To properly answer this question, first let’s have a look at Samson’s life in general before we examine whether or not his superhuman strength came from his hair.
Manoah was Samson’s father, but for many years, Samson’s mother was childless due barrenness (Judges 13:2). After much prayer, God restored her fertility for the express purpose that she should bear a son who would free the Israelites from Philistine bondage (Judges 1, 5). Manoah and his wife (who is not named) had some specific instructions from God. Not only were they commanded to raise the child as a Nazarite, (Judges 5, 7), the mother was also instructed on what food and drink to avoid during her pregnancy (no alcoholic beverages or unclean foods) (Judges 4, 7, 14). But there was yet one more requirement to become a Nazarite: any man under a Nazarite vow was to never cut any hair on their head.
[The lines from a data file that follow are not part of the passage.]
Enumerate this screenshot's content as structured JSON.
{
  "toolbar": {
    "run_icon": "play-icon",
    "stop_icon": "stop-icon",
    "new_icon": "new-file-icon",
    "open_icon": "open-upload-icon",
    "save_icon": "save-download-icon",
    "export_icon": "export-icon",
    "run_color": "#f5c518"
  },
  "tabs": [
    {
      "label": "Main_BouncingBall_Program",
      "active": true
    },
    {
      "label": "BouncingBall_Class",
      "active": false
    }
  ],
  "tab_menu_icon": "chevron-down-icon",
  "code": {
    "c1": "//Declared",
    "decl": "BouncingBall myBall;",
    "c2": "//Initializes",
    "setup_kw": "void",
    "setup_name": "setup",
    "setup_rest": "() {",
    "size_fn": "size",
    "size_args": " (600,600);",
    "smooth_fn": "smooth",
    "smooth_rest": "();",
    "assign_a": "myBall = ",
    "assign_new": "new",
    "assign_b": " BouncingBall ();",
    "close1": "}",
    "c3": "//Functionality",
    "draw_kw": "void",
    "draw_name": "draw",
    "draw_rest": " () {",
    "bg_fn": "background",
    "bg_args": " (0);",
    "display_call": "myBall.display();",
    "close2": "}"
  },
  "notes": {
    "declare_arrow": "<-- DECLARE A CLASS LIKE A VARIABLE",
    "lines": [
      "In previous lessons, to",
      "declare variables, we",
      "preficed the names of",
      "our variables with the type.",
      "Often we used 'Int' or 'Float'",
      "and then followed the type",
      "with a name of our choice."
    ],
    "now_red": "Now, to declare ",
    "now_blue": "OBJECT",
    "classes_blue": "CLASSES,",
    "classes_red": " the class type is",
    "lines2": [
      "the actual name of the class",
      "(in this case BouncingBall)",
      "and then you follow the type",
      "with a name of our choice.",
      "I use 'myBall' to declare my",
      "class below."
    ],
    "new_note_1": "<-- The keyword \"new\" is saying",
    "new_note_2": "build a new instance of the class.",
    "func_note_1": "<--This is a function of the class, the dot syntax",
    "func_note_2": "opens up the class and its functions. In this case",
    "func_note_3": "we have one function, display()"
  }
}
God blessed Samson as he matured and took his vow seriously, leaving his hair uncut (Judges 13:24 - 25). When he grew to manhood he used his great physical strength to literally wage a one-man war against the brutality of the Philistines. He also served twenty years as one of Israel’s ruling Judges.
But then the temptations of the world began drawing him away from God; and the Philistines, who were humiliated and angered that they were unable to destroy Samson because of his strength, devised a plan using the services of a seductive harlot named Delilah.
All the Philistine leaders agreed to pay her a generous amount of riches to find Samson’s secret as to how they could take him down (Judges 16:5). Delilah used Samson’s weakness for women to discover his secret — and ultimately she learned that the cutting of his hair would cause him to be as any ordinary man.
So was Samson’s strength in the hair itself? NO! Samson’s strength was a part of his vow as a Nazarite and it was the breaking of his vow to God that rendered him physically powerless. Delilah ultimately cut Samson’s hair and the Philistines captured him and blinded him.
But after a time Samson repented and when his hair grew back and his great strength returned, he had his revenge against the Philistines by bringing their temple crashing down on them, ultimately losing his own life in the process.
The breaking of any vow can lead to disatrous results and today one of the most obvious broken vows is the breaking of the marriage vow — destroying families and lives. I’m sure if Samson could do so he would warn us of the danger of taking our vows too lightly.